Exercising in hot weather puts added strain on your body. This is because heat-related illnesses – such as heat stroke as well as sunstroke – take place when your body is unable to keep itself cool. On its own, sweating isn’t enough to cool your body.
What are the symptoms of heat-related illnesses?
If you are of the suspicion that you may be suffering from a heat-related illness, check out this list. If you’re exhibiting one of these symptoms then you’re probably suffering from such an illness:
- General discomfort
Suggestions to avoid illnesses from exercising in hot weather
Don’t think that just because it’s hot you must avoid doing any exercise as you’re afraid that you’ll contract a heat-related illness. Follow these tips to make sure that you keep fit AND healthy:
Drink plenty of water before, during as well as after exercise
It is possible for you to lose around one and a half litres of fluid for every hour of exercise. One of the main indications of dehydration is fatigue which causes a significant drop in performance.
To ensure that you take in enough water during your exercise sessions, we suggest that you do the following:
- Avoid starting exercise when you are dehydrated. Drink plenty of fluids for a number of hours before exercise.
- Drink at least 500 ml (two cups) an hour before you exercise.
- Consume at least 150 ml at every 15-minute interval during exercise.
- During exercise, take advantage of all breaks to drink up.
- After exercise, drink more water to ensure that you are fully rehydrated.
- Wear light-weight, light-coloured, loose-fitting clothing.
- Protect yourself from the sun by wearing clothing such as long-sleeved tops, full-length trousers, a hat and sunglasses as well as a large umbrella.
- Exercise during the parts of the day which are cooler, preferably before dawn or after sunset.

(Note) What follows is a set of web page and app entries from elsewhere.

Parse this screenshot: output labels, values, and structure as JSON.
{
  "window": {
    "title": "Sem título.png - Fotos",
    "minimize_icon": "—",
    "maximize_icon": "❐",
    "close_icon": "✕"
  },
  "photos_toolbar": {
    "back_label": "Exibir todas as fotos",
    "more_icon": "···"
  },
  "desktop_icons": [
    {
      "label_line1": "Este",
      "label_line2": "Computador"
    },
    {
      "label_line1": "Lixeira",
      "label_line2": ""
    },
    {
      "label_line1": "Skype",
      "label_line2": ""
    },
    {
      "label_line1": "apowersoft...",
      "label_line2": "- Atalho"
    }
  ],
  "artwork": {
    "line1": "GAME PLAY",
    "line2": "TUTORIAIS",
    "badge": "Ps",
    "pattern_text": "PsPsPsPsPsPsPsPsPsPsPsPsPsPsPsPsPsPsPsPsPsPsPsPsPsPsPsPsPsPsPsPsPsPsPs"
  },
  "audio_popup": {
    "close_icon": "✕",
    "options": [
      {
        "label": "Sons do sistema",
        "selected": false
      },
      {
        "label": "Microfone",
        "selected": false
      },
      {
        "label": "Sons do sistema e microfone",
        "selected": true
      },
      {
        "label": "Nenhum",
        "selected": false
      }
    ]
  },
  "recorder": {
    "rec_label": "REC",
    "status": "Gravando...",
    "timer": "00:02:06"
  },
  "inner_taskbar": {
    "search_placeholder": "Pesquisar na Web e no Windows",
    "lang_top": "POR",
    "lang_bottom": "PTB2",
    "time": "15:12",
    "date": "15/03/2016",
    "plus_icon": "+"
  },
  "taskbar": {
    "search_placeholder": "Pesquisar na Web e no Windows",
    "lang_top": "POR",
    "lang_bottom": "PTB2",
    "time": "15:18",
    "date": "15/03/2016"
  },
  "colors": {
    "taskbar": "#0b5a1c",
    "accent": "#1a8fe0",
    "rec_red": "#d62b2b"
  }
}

- Reduce your exercise intensity. Take frequent breaks as well as drink water or, alternatively, other fluids every 15 to 20 minutes even if you don’t feel thirsty. If you have clear as well as pale urine you are probably drinking a sufficient amount of fluids.
- Don’t drink alcohol, tea or coffee prior to or after exercising because these drinks promote the loss of fluids.
- If you have travelled to a climate that is hotter than the one that you are used to, remember that it may take about 10 days of exercising before you fully acclimatise.
Many people head outside in their droves when the weather warms up to jog, play netball or do work in the garden. However, when the temperature rises, “easy” exercise is turned into a huge physical undertaking. Intense exercise can turn out to be deadly. So, if your body’s temperature regulation system is overtaxed, you’re at risk of developing a heat-related illness.
Knowing how to exercise properly is one of the fundamental parts of keeping fit and healthy.
If you enjoy teaching others about the correct way to perform an exercise routine then you should become a personal trainer. Follow this link to read about how to do this.